Italian Bonds Trim Drop Amid Speculation Letta Can Survive Vote

Italy’s 10-year bonds pared a third day of losses amid speculation Prime Minister Enrico Letta can survive a confidence vote following Silvio Berlusconi’s withdrawal of support for his administration.

The yield on the securities dropped from the highest level in more than three months as Reuters reported as many as 20 senators were prepared to leave Berlusconi’s People of Liberty party if he doesn’t back down. The bonds earlier slumped as Letta defied the former premier’s attempt to force new elections, saying he would request the vote for Oct. 2. German 10-year bonds declined.

“It seems as though there’s a chance that Berlusconi has maybe overstepped on this one,” said Owen Callan, an analyst at Danske Bank A/S in Dublin. “There’s been some rumors that his party is moving against him if he doesn’t back down. There’s been a reassessment of the politics on the ground and a view that Letta may be able to pass this confidence vote. That’s why we’ve seen a rebound.”

Italy’s 10-year yield climbed one basis point, or 0.01 percentage point, to 4.43 percent at 4:54 p.m. London time after touching 4.66 percent, the highest level since June 27. The rate reached a euro-era record 7.48 percent in November 2011. The 4.5 percent bond maturing in May 2023 fell 0.105, or 1.05 euros per 1,000-euro ($1,354) face amount, to 100.905.

Letta needs 24 votes in the Senate to secure a new majority without Berlusconi, Corriere Della Sera reported. To do so, the 47-year-old premier must win over opposition lawmakers or get members of Berlusconi’s party to abandon their leader.

Snap Elections

Letta’s plan to appeal to lawmakers won an endorsement yesterday from President Giorgio Napolitano, who is responsible for calling snap elections if parliament is deadlocked.

“In the end it’s all up to the PDL,” Letta said late yesterday in an interview televised on state-broadcaster RAI. “I think there’s a deep debate taking place within the PDL.”

German bonds were little changed as the U.S. Congress sought to end a budget stalemate that raises the risk of the first government shutdown in 17 years and threatens talks to increase the debt limit.

Failure to approve funding to keep the government open and to raise the debt ceiling would have a destabilizing effect on the economy, President Barack Obama said in a televised statement on Sept. 27. Closing the government would cut fourth-quarter economic growth by as much as 1.4 percentage points depending on its length, according to economists from Moody’s Analytics Inc. to Economic Outlook Group LLC.

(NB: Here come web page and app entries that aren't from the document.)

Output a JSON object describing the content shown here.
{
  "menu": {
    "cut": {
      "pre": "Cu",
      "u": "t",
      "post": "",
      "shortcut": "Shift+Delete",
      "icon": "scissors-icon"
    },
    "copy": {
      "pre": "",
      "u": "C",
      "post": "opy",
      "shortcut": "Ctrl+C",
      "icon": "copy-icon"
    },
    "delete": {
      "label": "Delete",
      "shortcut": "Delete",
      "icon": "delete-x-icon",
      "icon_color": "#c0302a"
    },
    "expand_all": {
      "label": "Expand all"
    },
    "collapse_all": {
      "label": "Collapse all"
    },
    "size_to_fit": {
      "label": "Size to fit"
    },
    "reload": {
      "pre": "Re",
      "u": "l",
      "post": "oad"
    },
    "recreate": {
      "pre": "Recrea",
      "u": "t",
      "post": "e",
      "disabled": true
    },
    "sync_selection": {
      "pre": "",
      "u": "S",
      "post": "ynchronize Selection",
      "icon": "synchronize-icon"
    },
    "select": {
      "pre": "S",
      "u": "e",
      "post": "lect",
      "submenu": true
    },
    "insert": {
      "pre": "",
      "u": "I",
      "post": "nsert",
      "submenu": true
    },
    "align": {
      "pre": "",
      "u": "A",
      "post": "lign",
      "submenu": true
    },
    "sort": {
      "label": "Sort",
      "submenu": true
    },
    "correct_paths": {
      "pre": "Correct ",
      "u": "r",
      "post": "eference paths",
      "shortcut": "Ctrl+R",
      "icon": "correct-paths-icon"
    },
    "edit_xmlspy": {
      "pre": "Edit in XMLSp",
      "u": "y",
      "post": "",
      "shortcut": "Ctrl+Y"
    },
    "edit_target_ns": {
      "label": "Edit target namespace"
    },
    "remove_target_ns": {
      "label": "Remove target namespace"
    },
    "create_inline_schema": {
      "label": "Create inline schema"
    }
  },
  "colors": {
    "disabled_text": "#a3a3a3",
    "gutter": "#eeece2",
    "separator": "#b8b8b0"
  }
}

The 10-year German bund yielded 1.78 percent after touching 1.74 percent, the lowest level since Aug. 13. The rate declined 17 basis points last week, the most since July 2012.

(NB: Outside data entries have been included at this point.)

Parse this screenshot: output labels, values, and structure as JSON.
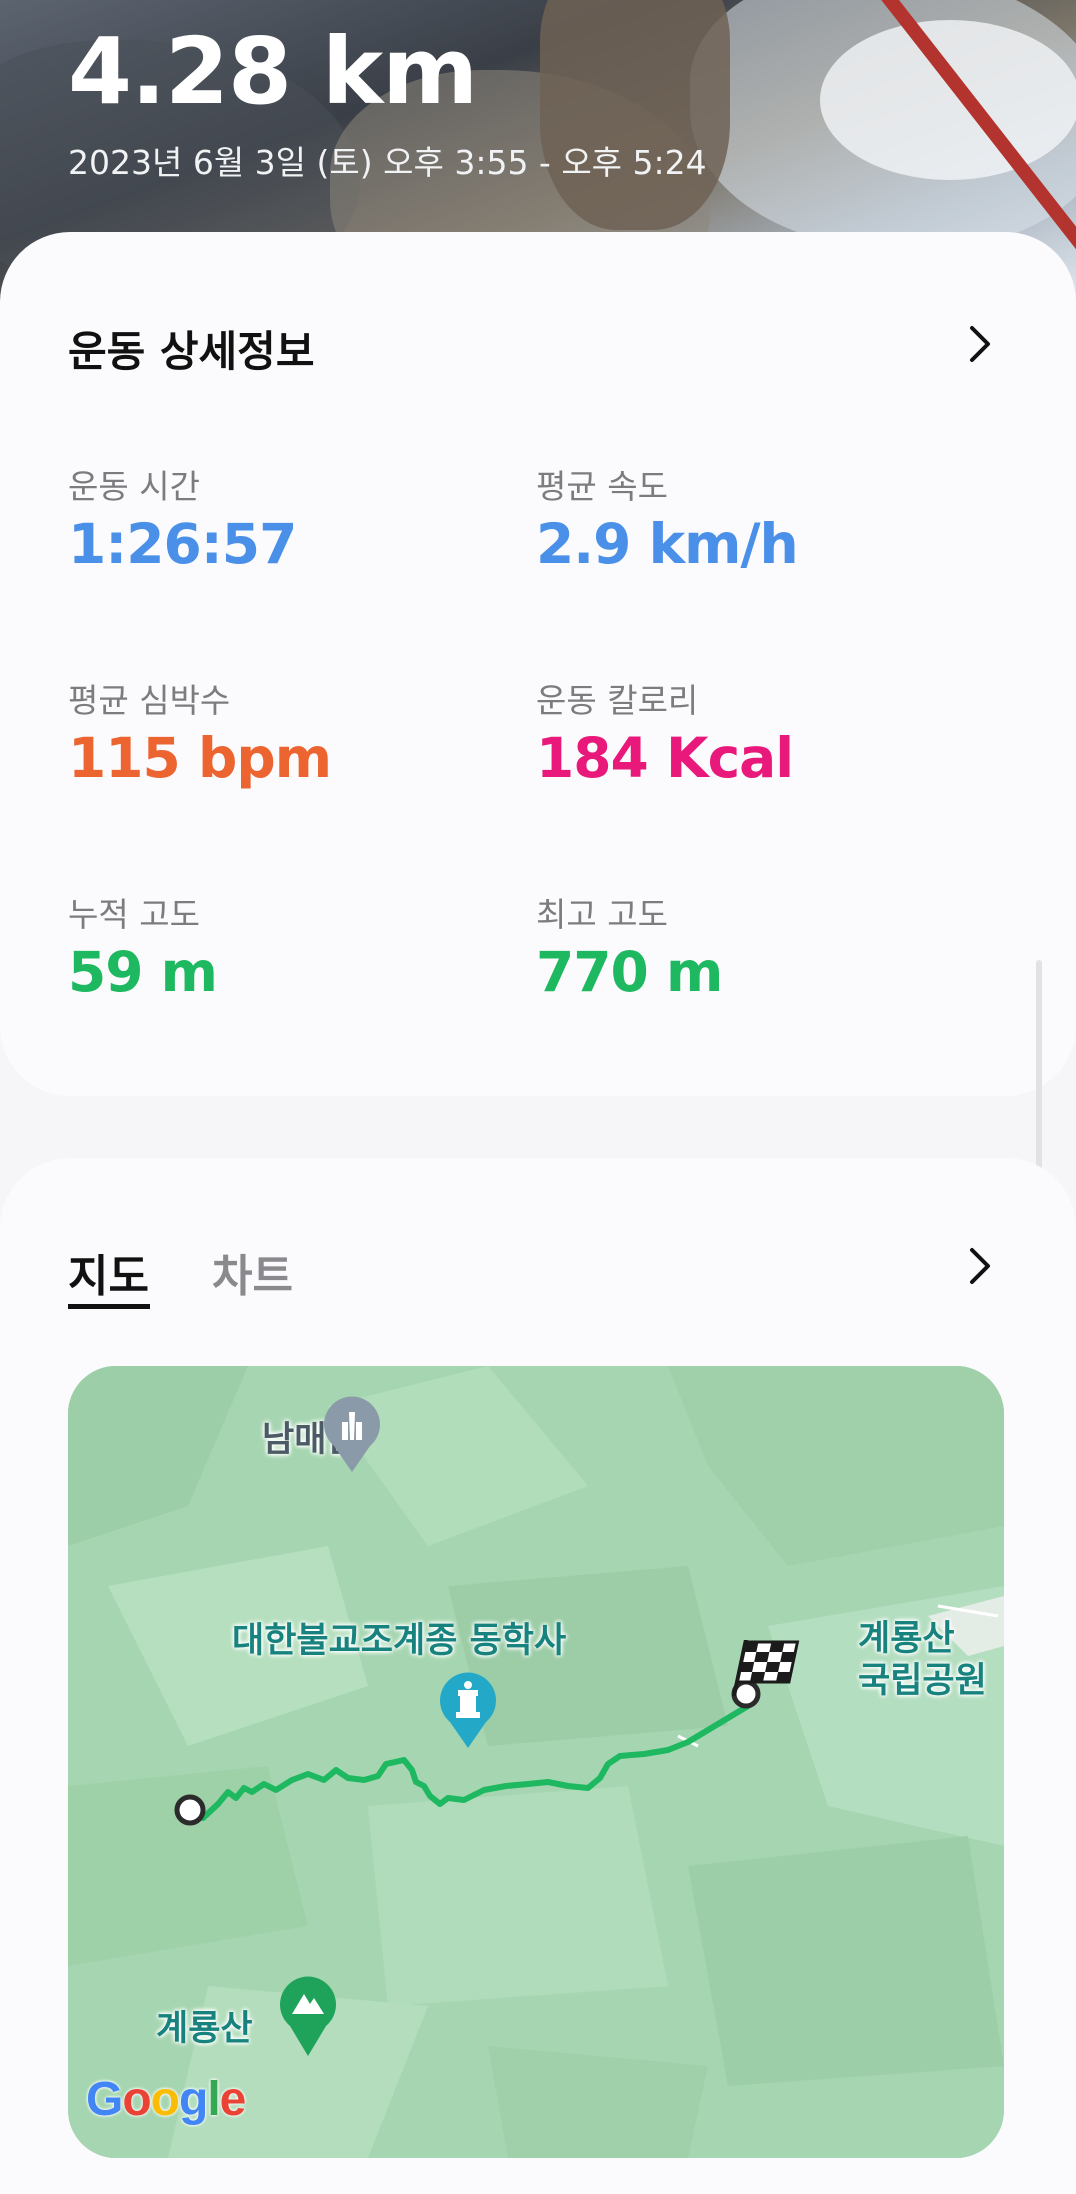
{
  "hero": {
    "distance": "4.28 km",
    "date_range": "2023년 6월 3일 (토) 오후 3:55 - 오후 5:24"
  },
  "details": {
    "title": "운동 상세정보",
    "stats": [
      {
        "label": "운동 시간",
        "value": "1:26:57",
        "color": "#4a90e8"
      },
      {
        "label": "평균 속도",
        "value": "2.9 km/h",
        "color": "#4a90e8"
      },
      {
        "label": "평균 심박수",
        "value": "115 bpm",
        "color": "#ec6531"
      },
      {
        "label": "운동 칼로리",
        "value": "184 Kcal",
        "color": "#e8197a"
      },
      {
        "label": "누적 고도",
        "value": "59 m",
        "color": "#1db860"
      },
      {
        "label": "최고 고도",
        "value": "770 m",
        "color": "#1db860"
      }
    ]
  },
  "map_section": {
    "tabs": [
      {
        "label": "지도",
        "selected": true
      },
      {
        "label": "차트",
        "selected": false
      }
    ],
    "map": {
      "labels": {
        "pagoda": "남매탑",
        "temple": "대한불교조계종 동학사",
        "park": "계룡산 국립공원",
        "mountain": "계룡산"
      },
      "attribution": "Google",
      "route_color": "#1db860"
    }
  },
  "icons": {
    "chevron": "chevron-right-icon",
    "finish": "checkered-flag-icon",
    "temple_pin": "temple-pin-icon",
    "pagoda_pin": "pagoda-pin-icon",
    "mountain_pin": "mountain-pin-icon"
  }
}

Volatility on Finnish bonds was the highest in euro-area markets today, followed by those of Belgium and Greece, according to measures of 10-year debt, the yield spread between two- and 10-year securities, and credit-default swaps.

Italian bonds returned 3.7 percent this year through Sept. 27, according to Bloomberg World Bond Indexes. German securities lost 1.5 percent and Spain’s gained 8.8 percent.

Before it's here, it's on the Bloomberg Terminal.